Reading through the lines below, count those that include the string "title"; the answer is that number and nothing else.

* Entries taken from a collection

———

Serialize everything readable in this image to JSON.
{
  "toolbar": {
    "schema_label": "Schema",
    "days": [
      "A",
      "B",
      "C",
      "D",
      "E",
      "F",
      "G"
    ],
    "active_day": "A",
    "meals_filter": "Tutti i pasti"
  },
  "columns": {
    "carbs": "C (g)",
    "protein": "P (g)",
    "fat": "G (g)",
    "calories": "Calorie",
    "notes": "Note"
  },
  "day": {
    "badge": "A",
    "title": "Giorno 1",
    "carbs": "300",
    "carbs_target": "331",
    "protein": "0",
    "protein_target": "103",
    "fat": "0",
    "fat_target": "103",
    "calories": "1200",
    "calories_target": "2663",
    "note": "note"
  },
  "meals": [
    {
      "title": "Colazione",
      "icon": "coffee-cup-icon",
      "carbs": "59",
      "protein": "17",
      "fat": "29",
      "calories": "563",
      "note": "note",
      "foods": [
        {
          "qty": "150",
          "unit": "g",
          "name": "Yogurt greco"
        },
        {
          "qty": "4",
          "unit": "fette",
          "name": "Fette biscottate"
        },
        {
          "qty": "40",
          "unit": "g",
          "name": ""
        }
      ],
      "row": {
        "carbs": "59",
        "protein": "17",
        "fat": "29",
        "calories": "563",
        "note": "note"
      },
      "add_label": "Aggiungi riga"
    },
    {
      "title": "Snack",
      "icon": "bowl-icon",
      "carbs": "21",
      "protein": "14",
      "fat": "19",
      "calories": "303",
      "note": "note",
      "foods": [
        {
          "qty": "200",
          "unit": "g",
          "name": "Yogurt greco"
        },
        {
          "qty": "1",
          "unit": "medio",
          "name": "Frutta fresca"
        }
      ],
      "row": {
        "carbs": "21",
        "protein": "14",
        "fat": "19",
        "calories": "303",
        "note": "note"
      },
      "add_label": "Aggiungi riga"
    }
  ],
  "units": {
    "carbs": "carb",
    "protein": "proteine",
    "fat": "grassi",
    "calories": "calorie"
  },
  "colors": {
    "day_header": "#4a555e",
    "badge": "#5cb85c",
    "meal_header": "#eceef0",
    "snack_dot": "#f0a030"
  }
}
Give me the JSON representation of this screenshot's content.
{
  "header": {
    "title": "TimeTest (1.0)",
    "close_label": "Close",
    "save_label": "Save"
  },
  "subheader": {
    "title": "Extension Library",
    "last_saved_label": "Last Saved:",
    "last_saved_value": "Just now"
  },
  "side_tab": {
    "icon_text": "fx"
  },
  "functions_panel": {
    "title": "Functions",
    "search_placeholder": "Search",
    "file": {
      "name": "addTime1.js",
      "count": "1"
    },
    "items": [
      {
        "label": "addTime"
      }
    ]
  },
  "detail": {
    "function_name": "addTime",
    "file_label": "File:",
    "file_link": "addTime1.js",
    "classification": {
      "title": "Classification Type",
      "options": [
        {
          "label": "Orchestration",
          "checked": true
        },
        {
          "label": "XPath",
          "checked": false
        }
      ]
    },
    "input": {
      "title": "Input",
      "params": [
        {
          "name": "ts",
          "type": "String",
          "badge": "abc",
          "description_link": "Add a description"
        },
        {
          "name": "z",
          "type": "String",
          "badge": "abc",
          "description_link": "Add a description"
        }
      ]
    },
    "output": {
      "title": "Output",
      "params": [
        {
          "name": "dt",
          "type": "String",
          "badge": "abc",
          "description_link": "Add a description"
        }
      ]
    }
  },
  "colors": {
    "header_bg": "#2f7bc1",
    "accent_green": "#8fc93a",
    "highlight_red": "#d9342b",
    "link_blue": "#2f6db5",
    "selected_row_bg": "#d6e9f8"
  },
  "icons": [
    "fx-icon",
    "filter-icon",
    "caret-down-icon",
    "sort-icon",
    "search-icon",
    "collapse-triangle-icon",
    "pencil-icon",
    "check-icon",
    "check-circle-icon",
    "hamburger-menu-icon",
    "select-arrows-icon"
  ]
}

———

* Response
9